Exercise prompt » Without any of the pictures, set down the data below exactly.

::: Exercise data

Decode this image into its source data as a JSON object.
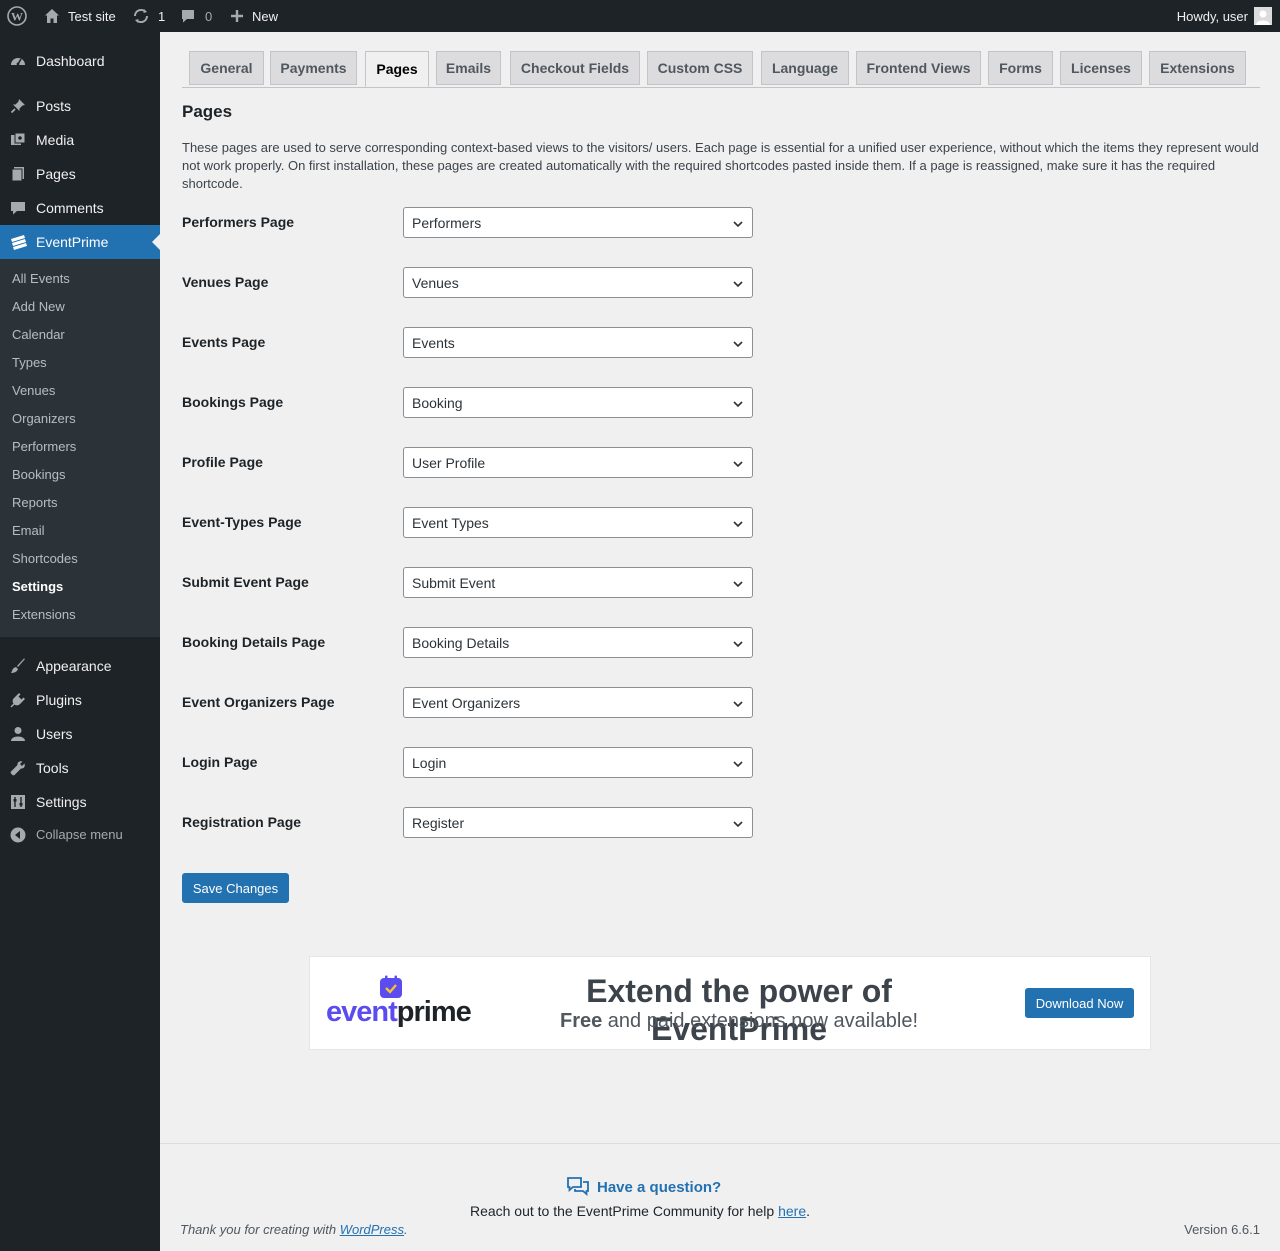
{
  "admin_bar": {
    "site_name": "Test site",
    "updates_count": "1",
    "comments_count": "0",
    "new_label": "New",
    "greeting": "Howdy, user"
  },
  "sidebar": {
    "menu": [
      {
        "label": "Dashboard",
        "icon": "dashboard-icon"
      },
      {
        "label": "Posts",
        "icon": "pin-icon"
      },
      {
        "label": "Media",
        "icon": "media-icon"
      },
      {
        "label": "Pages",
        "icon": "pages-icon"
      },
      {
        "label": "Comments",
        "icon": "comments-icon"
      },
      {
        "label": "EventPrime",
        "icon": "eventprime-icon"
      }
    ],
    "submenu": [
      "All Events",
      "Add New",
      "Calendar",
      "Types",
      "Venues",
      "Organizers",
      "Performers",
      "Bookings",
      "Reports",
      "Email",
      "Shortcodes",
      "Settings",
      "Extensions"
    ],
    "menu2": [
      {
        "label": "Appearance",
        "icon": "brush-icon"
      },
      {
        "label": "Plugins",
        "icon": "plug-icon"
      },
      {
        "label": "Users",
        "icon": "user-icon"
      },
      {
        "label": "Tools",
        "icon": "wrench-icon"
      },
      {
        "label": "Settings",
        "icon": "sliders-icon"
      }
    ],
    "collapse_label": "Collapse menu"
  },
  "tabs": [
    "General",
    "Payments",
    "Pages",
    "Emails",
    "Checkout Fields",
    "Custom CSS",
    "Language",
    "Frontend Views",
    "Forms",
    "Licenses",
    "Extensions"
  ],
  "active_tab": "Pages",
  "page": {
    "title": "Pages",
    "description": "These pages are used to serve corresponding context-based views to the visitors/ users. Each page is essential for a unified user experience, without which the items they represent would not work properly. On first installation, these pages are created automatically with the required shortcodes pasted inside them. If a page is reassigned, make sure it has the required shortcode."
  },
  "fields": [
    {
      "label": "Performers Page",
      "value": "Performers"
    },
    {
      "label": "Venues Page",
      "value": "Venues"
    },
    {
      "label": "Events Page",
      "value": "Events"
    },
    {
      "label": "Bookings Page",
      "value": "Booking"
    },
    {
      "label": "Profile Page",
      "value": "User Profile"
    },
    {
      "label": "Event-Types Page",
      "value": "Event Types"
    },
    {
      "label": "Submit Event Page",
      "value": "Submit Event"
    },
    {
      "label": "Booking Details Page",
      "value": "Booking Details"
    },
    {
      "label": "Event Organizers Page",
      "value": "Event Organizers"
    },
    {
      "label": "Login Page",
      "value": "Login"
    },
    {
      "label": "Registration Page",
      "value": "Register"
    }
  ],
  "save_label": "Save Changes",
  "banner": {
    "logo_text_a": "event",
    "logo_text_b": "prime",
    "headline": "Extend the power of EventPrime",
    "sub_bold": "Free",
    "sub_rest": " and paid extensions now available!",
    "button": "Download Now"
  },
  "footer": {
    "question": "Have a question?",
    "reach_text": "Reach out to the EventPrime Community for help ",
    "reach_link": "here",
    "thanks_text": "Thank you for creating with ",
    "thanks_link": "WordPress",
    "version": "Version 6.6.1"
  },
  "colors": {
    "admin_dark": "#1d2327",
    "accent": "#2271b1",
    "logo_purple": "#5b4cf0"
  }
}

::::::

Answer space »
Decode this image into its source data as a JSON object.
{
  "admin_bar": {
    "site_name": "Test site",
    "updates_count": "1",
    "comments_count": "0",
    "new_label": "New",
    "greeting": "Howdy, user"
  },
  "sidebar": {
    "menu": [
      {
        "label": "Dashboard",
        "icon": "dashboard-icon"
      },
      {
        "label": "Posts",
        "icon": "pin-icon"
      },
      {
        "label": "Media",
        "icon": "media-icon"
      },
      {
        "label": "Pages",
        "icon": "pages-icon"
      },
      {
        "label": "Comments",
        "icon": "comments-icon"
      },
      {
        "label": "EventPrime",
        "icon": "eventprime-icon"
      }
    ],
    "submenu": [
      "All Events",
      "Add New",
      "Calendar",
      "Types",
      "Venues",
      "Organizers",
      "Performers",
      "Bookings",
      "Reports",
      "Email",
      "Shortcodes",
      "Settings",
      "Extensions"
    ],
    "menu2": [
      {
        "label": "Appearance",
        "icon": "brush-icon"
      },
      {
        "label": "Plugins",
        "icon": "plug-icon"
      },
      {
        "label": "Users",
        "icon": "user-icon"
      },
      {
        "label": "Tools",
        "icon": "wrench-icon"
      },
      {
        "label": "Settings",
        "icon": "sliders-icon"
      }
    ],
    "collapse_label": "Collapse menu"
  },
  "tabs": [
    "General",
    "Payments",
    "Pages",
    "Emails",
    "Checkout Fields",
    "Custom CSS",
    "Language",
    "Frontend Views",
    "Forms",
    "Licenses",
    "Extensions"
  ],
  "active_tab": "Pages",
  "page": {
    "title": "Pages",
    "description": "These pages are used to serve corresponding context-based views to the visitors/ users. Each page is essential for a unified user experience, without which the items they represent would not work properly. On first installation, these pages are created automatically with the required shortcodes pasted inside them. If a page is reassigned, make sure it has the required shortcode."
  },
  "fields": [
    {
      "label": "Performers Page",
      "value": "Performers"
    },
    {
      "label": "Venues Page",
      "value": "Venues"
    },
    {
      "label": "Events Page",
      "value": "Events"
    },
    {
      "label": "Bookings Page",
      "value": "Booking"
    },
    {
      "label": "Profile Page",
      "value": "User Profile"
    },
    {
      "label": "Event-Types Page",
      "value": "Event Types"
    },
    {
      "label": "Submit Event Page",
      "value": "Submit Event"
    },
    {
      "label": "Booking Details Page",
      "value": "Booking Details"
    },
    {
      "label": "Event Organizers Page",
      "value": "Event Organizers"
    },
    {
      "label": "Login Page",
      "value": "Login"
    },
    {
      "label": "Registration Page",
      "value": "Register"
    }
  ],
  "save_label": "Save Changes",
  "banner": {
    "logo_text_a": "event",
    "logo_text_b": "prime",
    "headline": "Extend the power of EventPrime",
    "sub_bold": "Free",
    "sub_rest": " and paid extensions now available!",
    "button": "Download Now"
  },
  "footer": {
    "question": "Have a question?",
    "reach_text": "Reach out to the EventPrime Community for help ",
    "reach_link": "here",
    "thanks_text": "Thank you for creating with ",
    "thanks_link": "WordPress",
    "version": "Version 6.6.1"
  },
  "colors": {
    "admin_dark": "#1d2327",
    "accent": "#2271b1",
    "logo_purple": "#5b4cf0"
  }
}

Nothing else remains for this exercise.